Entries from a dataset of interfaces
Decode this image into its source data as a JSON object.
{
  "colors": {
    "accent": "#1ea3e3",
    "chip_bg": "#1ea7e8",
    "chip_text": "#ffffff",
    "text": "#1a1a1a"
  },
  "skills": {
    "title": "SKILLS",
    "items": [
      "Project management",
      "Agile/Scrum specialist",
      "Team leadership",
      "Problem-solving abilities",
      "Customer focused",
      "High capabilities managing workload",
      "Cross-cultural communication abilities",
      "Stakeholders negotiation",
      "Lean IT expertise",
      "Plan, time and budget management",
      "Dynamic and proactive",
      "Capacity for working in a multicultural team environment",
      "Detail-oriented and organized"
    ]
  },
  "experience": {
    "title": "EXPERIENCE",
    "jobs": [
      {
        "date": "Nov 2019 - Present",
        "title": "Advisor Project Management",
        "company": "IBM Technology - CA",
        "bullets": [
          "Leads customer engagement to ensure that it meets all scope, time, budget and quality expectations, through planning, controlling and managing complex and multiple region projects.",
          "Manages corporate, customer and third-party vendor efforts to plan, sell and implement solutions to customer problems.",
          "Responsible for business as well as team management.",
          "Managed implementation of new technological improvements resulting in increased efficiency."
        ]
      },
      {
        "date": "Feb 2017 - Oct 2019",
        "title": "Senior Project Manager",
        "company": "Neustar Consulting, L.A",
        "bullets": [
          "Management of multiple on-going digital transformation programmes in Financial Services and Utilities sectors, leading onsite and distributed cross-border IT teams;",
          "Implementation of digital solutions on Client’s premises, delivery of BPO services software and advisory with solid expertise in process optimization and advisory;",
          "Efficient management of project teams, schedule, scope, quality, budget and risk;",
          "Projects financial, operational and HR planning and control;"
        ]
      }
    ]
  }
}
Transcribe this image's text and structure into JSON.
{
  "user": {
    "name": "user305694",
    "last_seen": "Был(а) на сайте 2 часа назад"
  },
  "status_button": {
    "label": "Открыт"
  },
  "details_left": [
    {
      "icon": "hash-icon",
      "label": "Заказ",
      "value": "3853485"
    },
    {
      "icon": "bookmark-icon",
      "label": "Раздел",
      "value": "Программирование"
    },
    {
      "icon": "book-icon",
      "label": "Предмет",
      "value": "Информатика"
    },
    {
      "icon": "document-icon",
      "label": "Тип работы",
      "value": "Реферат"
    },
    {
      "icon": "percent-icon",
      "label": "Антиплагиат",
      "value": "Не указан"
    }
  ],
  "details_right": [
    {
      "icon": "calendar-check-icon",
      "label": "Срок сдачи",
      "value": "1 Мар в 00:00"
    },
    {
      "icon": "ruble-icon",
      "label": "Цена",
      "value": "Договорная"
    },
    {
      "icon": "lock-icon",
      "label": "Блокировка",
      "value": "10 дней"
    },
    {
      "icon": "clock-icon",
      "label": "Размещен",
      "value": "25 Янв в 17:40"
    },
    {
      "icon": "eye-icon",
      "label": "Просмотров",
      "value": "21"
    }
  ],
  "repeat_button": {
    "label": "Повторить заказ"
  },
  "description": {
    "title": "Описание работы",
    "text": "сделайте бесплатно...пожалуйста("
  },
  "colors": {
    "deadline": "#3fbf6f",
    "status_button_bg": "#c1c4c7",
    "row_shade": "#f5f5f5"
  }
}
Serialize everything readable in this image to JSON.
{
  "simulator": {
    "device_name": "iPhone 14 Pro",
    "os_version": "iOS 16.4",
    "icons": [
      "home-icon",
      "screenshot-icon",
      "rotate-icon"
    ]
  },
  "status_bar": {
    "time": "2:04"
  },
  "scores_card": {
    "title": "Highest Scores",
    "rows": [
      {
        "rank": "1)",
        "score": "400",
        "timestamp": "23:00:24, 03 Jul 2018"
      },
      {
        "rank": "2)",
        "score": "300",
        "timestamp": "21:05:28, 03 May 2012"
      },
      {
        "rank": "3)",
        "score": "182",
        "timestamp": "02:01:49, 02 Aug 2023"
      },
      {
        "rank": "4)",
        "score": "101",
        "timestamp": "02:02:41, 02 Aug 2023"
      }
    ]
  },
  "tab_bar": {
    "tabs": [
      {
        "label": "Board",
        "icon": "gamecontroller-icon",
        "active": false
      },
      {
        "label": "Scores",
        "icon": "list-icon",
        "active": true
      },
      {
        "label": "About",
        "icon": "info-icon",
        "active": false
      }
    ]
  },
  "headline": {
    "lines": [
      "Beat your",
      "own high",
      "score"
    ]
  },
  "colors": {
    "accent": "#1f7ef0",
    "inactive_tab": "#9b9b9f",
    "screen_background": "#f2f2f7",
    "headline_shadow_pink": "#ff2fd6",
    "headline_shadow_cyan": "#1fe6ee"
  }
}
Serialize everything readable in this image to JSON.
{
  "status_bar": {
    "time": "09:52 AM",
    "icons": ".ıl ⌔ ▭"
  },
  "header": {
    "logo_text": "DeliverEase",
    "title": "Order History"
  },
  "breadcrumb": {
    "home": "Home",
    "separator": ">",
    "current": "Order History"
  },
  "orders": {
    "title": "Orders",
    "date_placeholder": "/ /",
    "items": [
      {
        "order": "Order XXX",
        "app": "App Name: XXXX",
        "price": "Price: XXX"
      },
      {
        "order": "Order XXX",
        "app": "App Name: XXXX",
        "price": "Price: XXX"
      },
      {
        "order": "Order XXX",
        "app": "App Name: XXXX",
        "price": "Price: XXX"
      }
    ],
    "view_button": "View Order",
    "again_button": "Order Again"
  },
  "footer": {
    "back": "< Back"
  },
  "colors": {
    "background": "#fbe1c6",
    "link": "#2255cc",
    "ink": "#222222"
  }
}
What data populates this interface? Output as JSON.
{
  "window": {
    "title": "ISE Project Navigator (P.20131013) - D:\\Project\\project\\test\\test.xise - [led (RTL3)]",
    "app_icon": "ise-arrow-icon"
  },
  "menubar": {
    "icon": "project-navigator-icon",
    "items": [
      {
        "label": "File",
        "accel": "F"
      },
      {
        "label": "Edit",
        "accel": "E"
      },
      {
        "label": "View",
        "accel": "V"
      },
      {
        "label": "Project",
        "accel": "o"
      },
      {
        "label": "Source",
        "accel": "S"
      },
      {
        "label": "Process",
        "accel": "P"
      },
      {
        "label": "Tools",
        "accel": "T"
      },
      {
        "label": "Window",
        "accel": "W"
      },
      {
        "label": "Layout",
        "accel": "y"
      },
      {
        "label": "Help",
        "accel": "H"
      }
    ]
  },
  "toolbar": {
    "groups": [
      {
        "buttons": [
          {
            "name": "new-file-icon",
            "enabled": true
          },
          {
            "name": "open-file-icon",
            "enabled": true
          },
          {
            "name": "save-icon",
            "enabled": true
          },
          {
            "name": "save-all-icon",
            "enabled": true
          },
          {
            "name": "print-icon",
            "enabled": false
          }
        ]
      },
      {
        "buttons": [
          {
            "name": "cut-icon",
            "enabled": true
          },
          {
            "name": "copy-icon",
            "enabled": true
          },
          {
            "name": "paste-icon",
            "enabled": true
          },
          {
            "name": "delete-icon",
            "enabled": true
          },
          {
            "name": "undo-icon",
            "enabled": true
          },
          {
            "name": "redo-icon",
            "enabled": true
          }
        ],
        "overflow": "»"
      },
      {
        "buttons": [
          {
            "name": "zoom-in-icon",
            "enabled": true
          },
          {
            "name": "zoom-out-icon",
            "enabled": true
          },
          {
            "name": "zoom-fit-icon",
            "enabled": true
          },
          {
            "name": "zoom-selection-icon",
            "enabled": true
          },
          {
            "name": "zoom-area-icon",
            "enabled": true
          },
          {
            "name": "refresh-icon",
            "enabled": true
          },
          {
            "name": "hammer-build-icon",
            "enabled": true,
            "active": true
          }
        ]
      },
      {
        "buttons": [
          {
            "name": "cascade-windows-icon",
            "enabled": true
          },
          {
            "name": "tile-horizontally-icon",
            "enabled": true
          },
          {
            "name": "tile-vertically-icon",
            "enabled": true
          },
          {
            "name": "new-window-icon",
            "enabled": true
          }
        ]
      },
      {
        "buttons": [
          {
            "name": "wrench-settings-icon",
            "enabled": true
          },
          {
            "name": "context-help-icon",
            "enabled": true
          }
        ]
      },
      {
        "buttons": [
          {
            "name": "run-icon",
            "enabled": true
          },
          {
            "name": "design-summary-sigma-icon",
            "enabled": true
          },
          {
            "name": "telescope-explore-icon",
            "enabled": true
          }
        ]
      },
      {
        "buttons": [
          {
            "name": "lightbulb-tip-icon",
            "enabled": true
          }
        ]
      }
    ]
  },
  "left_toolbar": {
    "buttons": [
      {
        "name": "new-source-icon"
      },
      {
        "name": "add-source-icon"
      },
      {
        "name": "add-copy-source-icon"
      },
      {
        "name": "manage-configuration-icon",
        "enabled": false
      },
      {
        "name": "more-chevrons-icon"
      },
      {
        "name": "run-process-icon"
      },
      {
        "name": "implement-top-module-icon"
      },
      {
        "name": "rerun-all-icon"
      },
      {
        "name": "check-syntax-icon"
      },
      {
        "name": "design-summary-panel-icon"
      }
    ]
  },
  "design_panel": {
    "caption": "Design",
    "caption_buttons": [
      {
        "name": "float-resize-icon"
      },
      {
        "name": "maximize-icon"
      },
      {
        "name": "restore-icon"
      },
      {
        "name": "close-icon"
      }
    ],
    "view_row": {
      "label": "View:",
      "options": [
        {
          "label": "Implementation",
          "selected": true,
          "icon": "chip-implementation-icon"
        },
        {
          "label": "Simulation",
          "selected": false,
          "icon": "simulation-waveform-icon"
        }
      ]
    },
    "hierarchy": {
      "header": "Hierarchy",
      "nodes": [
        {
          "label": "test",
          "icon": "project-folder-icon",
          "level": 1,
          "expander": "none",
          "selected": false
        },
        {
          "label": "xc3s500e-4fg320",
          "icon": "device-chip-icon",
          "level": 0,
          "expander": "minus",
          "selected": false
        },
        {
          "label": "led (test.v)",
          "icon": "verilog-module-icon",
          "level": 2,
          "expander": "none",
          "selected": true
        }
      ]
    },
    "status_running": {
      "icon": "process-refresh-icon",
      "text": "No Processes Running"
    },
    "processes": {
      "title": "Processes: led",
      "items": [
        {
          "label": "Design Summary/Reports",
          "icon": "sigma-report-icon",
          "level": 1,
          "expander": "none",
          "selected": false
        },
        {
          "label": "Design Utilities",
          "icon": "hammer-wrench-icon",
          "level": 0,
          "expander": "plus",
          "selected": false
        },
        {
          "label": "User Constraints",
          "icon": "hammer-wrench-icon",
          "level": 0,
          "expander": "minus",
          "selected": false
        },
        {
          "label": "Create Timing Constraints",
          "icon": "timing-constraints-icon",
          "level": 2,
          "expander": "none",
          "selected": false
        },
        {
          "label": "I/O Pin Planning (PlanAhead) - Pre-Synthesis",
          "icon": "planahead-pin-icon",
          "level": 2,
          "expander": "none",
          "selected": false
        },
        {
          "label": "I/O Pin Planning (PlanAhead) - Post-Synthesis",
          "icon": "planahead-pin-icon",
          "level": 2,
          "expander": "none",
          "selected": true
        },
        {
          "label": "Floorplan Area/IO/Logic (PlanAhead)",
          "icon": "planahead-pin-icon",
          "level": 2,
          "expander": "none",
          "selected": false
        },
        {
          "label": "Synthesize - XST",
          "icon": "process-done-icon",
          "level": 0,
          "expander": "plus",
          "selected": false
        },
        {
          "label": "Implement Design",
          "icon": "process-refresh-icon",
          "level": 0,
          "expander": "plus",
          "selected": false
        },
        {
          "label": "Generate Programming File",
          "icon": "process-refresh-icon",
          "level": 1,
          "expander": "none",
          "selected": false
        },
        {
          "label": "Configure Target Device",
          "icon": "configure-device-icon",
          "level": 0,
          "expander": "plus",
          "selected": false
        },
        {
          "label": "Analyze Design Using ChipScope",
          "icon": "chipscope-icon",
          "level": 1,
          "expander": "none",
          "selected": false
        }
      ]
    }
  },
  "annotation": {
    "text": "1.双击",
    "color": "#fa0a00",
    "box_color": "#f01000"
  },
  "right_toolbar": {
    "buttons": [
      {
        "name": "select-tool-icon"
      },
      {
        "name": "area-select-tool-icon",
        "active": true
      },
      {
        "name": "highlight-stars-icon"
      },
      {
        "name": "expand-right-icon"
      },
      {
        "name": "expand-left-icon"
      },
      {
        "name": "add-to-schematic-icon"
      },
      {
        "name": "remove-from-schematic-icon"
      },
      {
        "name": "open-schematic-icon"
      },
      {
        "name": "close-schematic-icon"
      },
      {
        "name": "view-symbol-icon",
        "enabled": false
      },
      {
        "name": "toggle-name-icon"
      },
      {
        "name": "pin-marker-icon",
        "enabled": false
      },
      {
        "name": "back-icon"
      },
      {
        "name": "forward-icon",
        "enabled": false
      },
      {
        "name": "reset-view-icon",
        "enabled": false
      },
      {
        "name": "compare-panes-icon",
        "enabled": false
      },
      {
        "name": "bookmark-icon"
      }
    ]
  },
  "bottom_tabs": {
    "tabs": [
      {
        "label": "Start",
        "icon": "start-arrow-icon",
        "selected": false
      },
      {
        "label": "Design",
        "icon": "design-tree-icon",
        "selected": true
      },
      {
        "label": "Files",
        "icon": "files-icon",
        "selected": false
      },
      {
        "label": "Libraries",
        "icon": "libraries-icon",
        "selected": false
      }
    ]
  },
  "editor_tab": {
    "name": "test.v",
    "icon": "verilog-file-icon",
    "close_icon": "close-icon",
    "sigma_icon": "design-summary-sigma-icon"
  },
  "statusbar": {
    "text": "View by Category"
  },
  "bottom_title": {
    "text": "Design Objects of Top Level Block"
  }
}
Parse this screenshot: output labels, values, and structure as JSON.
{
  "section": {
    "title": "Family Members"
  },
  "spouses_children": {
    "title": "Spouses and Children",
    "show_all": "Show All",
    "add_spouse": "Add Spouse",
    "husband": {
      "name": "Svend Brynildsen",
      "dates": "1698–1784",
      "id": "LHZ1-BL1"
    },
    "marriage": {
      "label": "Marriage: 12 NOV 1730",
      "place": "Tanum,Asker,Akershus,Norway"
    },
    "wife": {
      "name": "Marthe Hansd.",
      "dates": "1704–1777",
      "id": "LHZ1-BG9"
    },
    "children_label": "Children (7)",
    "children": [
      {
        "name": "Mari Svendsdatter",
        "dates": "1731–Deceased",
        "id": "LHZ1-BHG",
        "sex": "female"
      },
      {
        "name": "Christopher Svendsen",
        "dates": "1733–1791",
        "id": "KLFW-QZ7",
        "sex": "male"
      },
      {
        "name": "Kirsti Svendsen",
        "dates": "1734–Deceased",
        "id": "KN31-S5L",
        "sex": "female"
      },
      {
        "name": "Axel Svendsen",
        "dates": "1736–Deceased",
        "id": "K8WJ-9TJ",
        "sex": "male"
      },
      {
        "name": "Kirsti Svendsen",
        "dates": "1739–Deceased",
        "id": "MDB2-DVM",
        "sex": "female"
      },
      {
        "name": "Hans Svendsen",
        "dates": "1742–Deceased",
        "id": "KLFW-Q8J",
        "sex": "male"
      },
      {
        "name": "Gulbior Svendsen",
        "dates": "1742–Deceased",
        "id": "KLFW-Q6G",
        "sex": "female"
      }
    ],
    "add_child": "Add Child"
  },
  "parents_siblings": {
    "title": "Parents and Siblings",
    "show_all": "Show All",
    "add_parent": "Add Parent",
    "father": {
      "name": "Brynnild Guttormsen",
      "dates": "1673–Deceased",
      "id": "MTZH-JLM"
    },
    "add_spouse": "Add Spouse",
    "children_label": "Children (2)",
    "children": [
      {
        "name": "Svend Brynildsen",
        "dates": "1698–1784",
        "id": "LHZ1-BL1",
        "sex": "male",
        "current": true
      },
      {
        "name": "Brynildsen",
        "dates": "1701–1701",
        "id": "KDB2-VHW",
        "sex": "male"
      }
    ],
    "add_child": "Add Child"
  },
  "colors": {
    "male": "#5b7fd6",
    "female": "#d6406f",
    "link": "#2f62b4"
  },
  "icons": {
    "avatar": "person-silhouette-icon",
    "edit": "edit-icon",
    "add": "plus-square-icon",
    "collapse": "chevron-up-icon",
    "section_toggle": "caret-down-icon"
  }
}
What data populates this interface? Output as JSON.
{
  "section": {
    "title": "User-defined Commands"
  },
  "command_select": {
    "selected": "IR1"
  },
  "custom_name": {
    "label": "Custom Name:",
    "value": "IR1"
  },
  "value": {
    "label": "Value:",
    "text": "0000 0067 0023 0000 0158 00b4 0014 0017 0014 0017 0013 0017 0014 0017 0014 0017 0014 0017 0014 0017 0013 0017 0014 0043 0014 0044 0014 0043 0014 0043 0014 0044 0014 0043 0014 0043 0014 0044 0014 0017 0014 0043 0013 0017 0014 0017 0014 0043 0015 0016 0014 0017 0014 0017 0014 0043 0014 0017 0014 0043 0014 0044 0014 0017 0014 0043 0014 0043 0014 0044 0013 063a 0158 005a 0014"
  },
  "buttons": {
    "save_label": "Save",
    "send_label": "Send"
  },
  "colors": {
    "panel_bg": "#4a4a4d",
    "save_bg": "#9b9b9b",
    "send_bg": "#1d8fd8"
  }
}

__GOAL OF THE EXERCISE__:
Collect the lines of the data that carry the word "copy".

__ANSWER FOR THIS EXERCISE__:
            "name": "copy-icon",
        "name": "add-copy-source-icon"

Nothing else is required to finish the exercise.